'Allow critical thinking': SAARC-sponsored varsity teachers support protesting students

By Our Representative
Teachers of the high-profile South Asian University (SAU), a New Delhi-based international institute sponsored by eight member states of the South Asian Association for Regional Cooperation (SAARC) – Afghanistan, Bangladesh, Bhutan, India, Maldives, Nepal, Pakistan and Sri Lanka – have supported “peacefully protesting students and other citizens” against the Citizenship (Amendment) Act (CAA), 2019 and the National Register of Citizens (NRC).

Upendra Baxi on foolish excellence, Indian judges and Consitutional cockroaches

By Rajiv Shah
In a controversial assertion, top legal expert Upendra Baxi has sought to question India's Constitution makers for neglecting human rights and social justice. Addressing an elite audience in Ahmedabad, Prof Baxi said, the constitutional idea of India enunciated by the Constituent Assembly tried to resolve four key conflicting concepts: governance, development, rights and justice.

Kerala governor turned History Congress into political arena, 'insulted' Prof Irfan Habib

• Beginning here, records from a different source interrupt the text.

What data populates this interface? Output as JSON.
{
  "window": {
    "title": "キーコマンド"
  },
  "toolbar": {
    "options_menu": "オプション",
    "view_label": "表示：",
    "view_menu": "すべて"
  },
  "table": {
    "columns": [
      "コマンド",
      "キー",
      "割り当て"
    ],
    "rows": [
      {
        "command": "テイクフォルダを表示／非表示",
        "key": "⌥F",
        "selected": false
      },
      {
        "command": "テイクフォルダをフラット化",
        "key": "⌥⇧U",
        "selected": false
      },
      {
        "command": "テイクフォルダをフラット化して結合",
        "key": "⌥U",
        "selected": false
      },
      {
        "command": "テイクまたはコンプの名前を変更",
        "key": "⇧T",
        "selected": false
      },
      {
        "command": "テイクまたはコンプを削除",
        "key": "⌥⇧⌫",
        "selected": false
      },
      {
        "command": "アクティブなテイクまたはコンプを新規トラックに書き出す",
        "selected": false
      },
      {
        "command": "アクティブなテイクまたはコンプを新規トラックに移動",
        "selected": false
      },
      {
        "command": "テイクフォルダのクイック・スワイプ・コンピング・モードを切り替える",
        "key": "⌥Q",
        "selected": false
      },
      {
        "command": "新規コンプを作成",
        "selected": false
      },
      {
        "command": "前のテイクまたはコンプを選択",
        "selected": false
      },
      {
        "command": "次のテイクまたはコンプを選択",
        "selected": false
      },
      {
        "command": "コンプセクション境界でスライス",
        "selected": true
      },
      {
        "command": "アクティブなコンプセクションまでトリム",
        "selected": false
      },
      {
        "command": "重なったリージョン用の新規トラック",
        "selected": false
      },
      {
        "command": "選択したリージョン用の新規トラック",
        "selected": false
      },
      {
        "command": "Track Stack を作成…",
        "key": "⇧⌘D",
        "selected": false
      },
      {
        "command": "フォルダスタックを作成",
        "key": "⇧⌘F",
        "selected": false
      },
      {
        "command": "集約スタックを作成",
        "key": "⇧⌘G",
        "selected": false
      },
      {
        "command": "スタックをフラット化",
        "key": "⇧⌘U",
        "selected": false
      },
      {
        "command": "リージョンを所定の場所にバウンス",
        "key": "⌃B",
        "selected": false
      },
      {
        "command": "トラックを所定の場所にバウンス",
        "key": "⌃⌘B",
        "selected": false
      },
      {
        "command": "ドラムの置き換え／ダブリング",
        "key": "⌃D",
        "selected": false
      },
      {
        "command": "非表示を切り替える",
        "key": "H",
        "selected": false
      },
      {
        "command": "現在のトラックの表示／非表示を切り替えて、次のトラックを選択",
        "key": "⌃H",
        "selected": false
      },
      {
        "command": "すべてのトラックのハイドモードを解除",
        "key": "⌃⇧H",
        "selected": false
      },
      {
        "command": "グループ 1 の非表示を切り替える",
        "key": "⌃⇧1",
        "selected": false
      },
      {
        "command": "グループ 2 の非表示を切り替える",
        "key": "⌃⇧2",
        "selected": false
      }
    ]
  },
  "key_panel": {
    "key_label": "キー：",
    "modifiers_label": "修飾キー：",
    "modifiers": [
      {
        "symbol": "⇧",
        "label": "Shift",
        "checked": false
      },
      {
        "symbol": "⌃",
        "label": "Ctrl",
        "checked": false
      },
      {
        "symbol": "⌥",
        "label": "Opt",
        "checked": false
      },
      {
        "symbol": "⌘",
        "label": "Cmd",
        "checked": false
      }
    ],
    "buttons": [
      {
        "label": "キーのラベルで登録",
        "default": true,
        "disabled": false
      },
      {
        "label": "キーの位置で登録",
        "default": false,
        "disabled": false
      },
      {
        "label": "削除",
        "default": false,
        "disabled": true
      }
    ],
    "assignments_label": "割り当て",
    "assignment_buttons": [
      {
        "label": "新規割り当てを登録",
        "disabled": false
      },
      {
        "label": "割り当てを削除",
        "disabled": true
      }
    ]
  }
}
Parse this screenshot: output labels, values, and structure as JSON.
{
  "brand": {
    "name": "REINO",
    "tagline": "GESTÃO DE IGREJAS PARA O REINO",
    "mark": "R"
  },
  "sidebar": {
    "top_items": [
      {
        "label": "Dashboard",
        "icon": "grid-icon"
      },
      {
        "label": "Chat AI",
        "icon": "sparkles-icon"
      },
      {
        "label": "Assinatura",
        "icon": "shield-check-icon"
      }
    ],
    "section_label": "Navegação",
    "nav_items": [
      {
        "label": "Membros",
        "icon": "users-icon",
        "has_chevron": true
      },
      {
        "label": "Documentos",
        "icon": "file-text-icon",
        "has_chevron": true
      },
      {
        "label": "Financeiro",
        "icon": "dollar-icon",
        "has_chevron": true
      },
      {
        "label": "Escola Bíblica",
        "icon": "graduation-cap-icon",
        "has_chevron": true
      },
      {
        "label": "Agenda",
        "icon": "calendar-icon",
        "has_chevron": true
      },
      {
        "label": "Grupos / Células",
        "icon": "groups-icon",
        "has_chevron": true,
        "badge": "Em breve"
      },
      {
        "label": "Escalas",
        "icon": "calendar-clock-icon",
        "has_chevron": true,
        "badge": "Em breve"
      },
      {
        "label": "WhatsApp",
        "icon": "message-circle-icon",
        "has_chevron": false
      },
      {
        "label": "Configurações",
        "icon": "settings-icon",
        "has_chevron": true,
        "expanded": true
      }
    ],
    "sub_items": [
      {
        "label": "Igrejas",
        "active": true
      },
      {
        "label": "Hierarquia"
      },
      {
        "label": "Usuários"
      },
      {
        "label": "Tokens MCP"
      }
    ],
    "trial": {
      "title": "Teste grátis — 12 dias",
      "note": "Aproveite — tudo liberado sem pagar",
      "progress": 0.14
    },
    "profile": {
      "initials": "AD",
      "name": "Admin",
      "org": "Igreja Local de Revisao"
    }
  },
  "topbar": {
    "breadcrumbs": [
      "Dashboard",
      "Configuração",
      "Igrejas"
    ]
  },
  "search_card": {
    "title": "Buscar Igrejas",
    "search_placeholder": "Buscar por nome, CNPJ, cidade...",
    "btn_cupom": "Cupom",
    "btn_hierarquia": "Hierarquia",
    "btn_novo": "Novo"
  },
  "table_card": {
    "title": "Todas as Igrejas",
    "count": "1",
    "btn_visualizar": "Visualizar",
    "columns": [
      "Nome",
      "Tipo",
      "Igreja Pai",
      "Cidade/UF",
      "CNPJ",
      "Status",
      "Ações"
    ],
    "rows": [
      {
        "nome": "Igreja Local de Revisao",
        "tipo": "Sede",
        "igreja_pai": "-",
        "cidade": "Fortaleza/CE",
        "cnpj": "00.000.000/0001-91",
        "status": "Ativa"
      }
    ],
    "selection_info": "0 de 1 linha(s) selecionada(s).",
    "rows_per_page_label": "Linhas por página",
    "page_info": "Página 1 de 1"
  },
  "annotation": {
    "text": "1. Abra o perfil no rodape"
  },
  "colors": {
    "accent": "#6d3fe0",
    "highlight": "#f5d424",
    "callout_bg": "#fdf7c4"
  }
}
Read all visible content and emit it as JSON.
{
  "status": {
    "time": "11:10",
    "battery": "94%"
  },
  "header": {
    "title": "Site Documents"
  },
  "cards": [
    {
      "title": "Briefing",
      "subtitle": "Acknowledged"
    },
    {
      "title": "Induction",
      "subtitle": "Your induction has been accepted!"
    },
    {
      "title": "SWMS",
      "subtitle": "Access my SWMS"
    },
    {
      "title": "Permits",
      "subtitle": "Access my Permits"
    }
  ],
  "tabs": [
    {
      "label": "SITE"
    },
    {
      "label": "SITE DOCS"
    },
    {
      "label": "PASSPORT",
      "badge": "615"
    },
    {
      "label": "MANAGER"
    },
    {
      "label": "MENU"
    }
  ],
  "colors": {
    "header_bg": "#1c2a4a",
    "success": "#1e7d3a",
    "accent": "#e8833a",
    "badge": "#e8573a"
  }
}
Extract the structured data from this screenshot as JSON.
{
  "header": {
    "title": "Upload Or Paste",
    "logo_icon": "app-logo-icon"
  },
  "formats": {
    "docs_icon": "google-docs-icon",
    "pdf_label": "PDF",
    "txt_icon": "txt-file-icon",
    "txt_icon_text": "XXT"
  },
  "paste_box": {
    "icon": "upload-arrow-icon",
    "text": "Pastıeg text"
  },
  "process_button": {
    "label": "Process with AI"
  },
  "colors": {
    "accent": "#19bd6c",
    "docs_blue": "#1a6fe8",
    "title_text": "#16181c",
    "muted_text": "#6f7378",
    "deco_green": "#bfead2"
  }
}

Counterview Desk
In a signed statement, office bearers of the Aligarh Society of History and Archaeology (ASHA), Prof Syed Ali Nadeem Rezavi (president), Prof Jabir Raza (vice-president), Prof Manvendra Kumar Pundhir (secretary) and Prof Farhat Hasan (joint secretary), have said that Kerala governor Arif Mohammad Khan had sought to insult veteran historian Prof Irfan Habib, 88, at the 80th session of the Indian History Congress, even as turning it into his “political arena”.